Exercise data Start Marker

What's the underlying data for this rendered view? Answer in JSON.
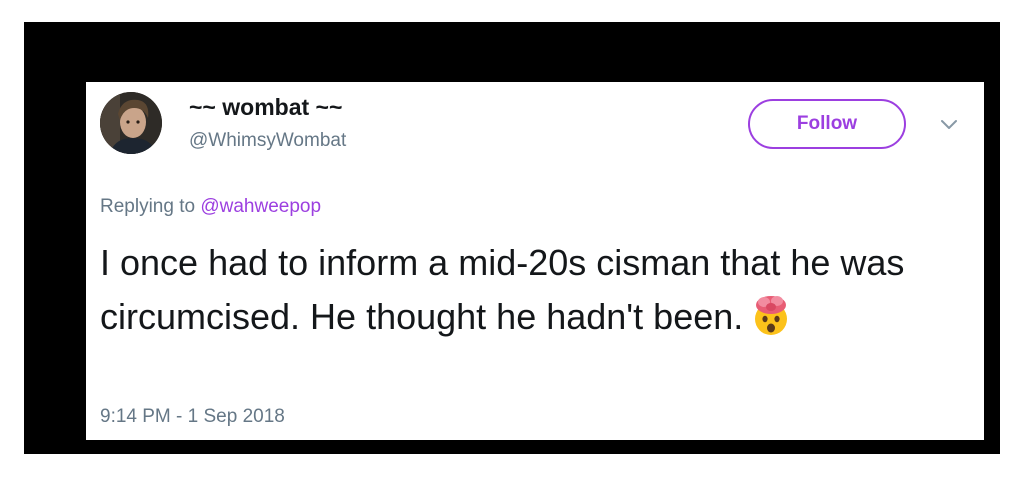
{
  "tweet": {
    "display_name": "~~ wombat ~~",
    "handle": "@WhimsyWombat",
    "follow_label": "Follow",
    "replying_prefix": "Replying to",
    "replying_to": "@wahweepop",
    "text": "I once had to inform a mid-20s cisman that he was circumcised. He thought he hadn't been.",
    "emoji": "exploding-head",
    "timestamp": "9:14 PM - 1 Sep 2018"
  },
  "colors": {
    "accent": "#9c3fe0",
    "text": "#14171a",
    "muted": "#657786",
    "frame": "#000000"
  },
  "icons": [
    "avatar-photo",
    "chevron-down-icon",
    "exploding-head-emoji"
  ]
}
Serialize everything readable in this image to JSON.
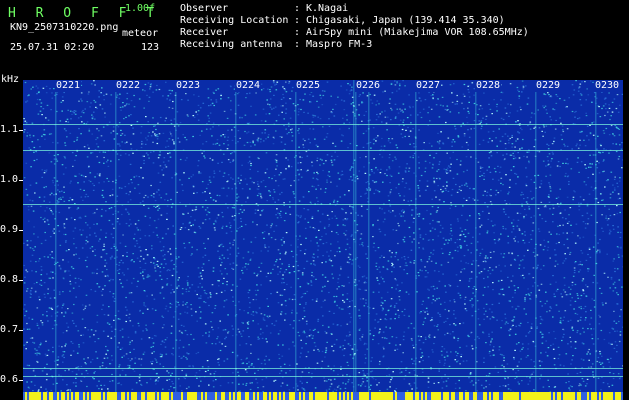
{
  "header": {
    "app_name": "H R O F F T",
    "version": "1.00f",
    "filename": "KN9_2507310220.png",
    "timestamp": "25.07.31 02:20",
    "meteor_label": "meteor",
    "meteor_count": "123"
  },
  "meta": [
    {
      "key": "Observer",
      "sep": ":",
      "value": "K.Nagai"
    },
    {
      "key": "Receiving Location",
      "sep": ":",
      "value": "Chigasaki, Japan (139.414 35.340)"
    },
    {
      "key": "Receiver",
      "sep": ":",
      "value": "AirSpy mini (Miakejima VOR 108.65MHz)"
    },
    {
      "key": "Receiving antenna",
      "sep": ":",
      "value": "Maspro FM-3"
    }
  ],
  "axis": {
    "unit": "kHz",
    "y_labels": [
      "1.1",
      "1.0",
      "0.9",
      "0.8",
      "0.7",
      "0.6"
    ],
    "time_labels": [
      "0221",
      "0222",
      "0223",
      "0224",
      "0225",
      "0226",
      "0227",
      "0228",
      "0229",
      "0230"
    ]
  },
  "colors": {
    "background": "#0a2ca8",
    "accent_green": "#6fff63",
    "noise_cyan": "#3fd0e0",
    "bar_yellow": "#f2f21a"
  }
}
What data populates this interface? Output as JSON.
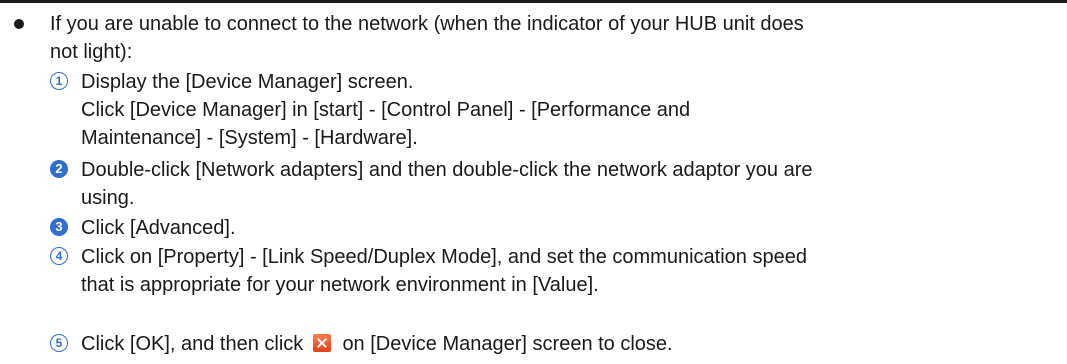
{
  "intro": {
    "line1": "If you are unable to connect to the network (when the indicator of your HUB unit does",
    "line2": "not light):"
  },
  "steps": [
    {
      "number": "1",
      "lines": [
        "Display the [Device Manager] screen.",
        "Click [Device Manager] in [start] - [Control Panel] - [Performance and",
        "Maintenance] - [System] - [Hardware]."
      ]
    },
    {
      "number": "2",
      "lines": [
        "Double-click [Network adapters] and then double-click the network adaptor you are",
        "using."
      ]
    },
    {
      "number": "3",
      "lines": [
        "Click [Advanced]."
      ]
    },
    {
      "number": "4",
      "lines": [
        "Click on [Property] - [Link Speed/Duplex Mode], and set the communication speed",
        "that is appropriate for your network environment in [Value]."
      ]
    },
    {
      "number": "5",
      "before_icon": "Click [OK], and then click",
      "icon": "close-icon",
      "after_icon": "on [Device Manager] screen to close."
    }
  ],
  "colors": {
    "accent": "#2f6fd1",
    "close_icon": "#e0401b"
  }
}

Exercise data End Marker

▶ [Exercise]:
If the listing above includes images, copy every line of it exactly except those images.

▶ [Task response]:
What's the underlying data for this rendered view? Answer in JSON.
{
  "tweet": {
    "display_name": "~~ wombat ~~",
    "handle": "@WhimsyWombat",
    "follow_label": "Follow",
    "replying_prefix": "Replying to",
    "replying_to": "@wahweepop",
    "text": "I once had to inform a mid-20s cisman that he was circumcised. He thought he hadn't been.",
    "emoji": "exploding-head",
    "timestamp": "9:14 PM - 1 Sep 2018"
  },
  "colors": {
    "accent": "#9c3fe0",
    "text": "#14171a",
    "muted": "#657786",
    "frame": "#000000"
  },
  "icons": [
    "avatar-photo",
    "chevron-down-icon",
    "exploding-head-emoji"
  ]
}
Serialize everything readable in this image to JSON.
{
  "header": {
    "app_name": "H R O F F T",
    "version": "1.00f",
    "filename": "KN9_2507310220.png",
    "timestamp": "25.07.31 02:20",
    "meteor_label": "meteor",
    "meteor_count": "123"
  },
  "meta": [
    {
      "key": "Observer",
      "sep": ":",
      "value": "K.Nagai"
    },
    {
      "key": "Receiving Location",
      "sep": ":",
      "value": "Chigasaki, Japan (139.414 35.340)"
    },
    {
      "key": "Receiver",
      "sep": ":",
      "value": "AirSpy mini (Miakejima VOR 108.65MHz)"
    },
    {
      "key": "Receiving antenna",
      "sep": ":",
      "value": "Maspro FM-3"
    }
  ],
  "axis": {
    "unit": "kHz",
    "y_labels": [
      "1.1",
      "1.0",
      "0.9",
      "0.8",
      "0.7",
      "0.6"
    ],
    "time_labels": [
      "0221",
      "0222",
      "0223",
      "0224",
      "0225",
      "0226",
      "0227",
      "0228",
      "0229",
      "0230"
    ]
  },
  "colors": {
    "background": "#0a2ca8",
    "accent_green": "#6fff63",
    "noise_cyan": "#3fd0e0",
    "bar_yellow": "#f2f21a"
  }
}
What data populates this interface? Output as JSON.
{
  "intro": {
    "line1": "If you are unable to connect to the network (when the indicator of your HUB unit does",
    "line2": "not light):"
  },
  "steps": [
    {
      "number": "1",
      "lines": [
        "Display the [Device Manager] screen.",
        "Click [Device Manager] in [start] - [Control Panel] - [Performance and",
        "Maintenance] - [System] - [Hardware]."
      ]
    },
    {
      "number": "2",
      "lines": [
        "Double-click [Network adapters] and then double-click the network adaptor you are",
        "using."
      ]
    },
    {
      "number": "3",
      "lines": [
        "Click [Advanced]."
      ]
    },
    {
      "number": "4",
      "lines": [
        "Click on [Property] - [Link Speed/Duplex Mode], and set the communication speed",
        "that is appropriate for your network environment in [Value]."
      ]
    },
    {
      "number": "5",
      "before_icon": "Click [OK], and then click",
      "icon": "close-icon",
      "after_icon": "on [Device Manager] screen to close."
    }
  ],
  "colors": {
    "accent": "#2f6fd1",
    "close_icon": "#e0401b"
  }
}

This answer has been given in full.